### Exercise instructions
Check every line of the data for the string "icon" and copy the ones that have it.

### Available records
□ □ □ □ □
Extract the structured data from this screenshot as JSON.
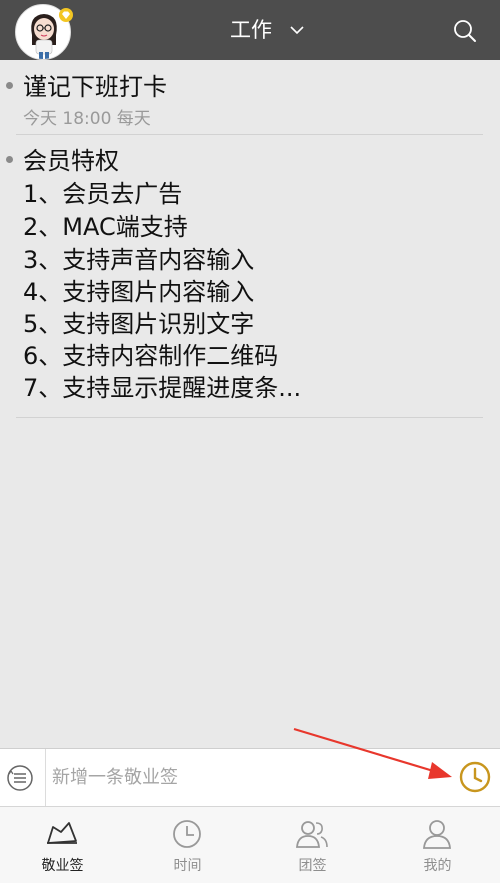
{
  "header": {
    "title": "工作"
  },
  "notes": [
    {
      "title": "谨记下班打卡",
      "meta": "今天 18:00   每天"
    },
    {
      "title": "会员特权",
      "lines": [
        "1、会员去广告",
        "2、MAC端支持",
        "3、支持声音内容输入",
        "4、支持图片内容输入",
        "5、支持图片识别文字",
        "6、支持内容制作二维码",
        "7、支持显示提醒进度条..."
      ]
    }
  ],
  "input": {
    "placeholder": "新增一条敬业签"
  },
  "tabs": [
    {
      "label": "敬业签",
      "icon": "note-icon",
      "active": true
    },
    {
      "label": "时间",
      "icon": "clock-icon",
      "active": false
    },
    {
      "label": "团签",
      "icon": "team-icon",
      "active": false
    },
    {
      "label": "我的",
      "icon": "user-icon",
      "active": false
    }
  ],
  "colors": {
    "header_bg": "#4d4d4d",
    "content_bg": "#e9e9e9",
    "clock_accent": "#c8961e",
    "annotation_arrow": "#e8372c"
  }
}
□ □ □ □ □
### Your solution
      "icon": "note-icon",
      "icon": "clock-icon",
      "icon": "team-icon",
      "icon": "user-icon",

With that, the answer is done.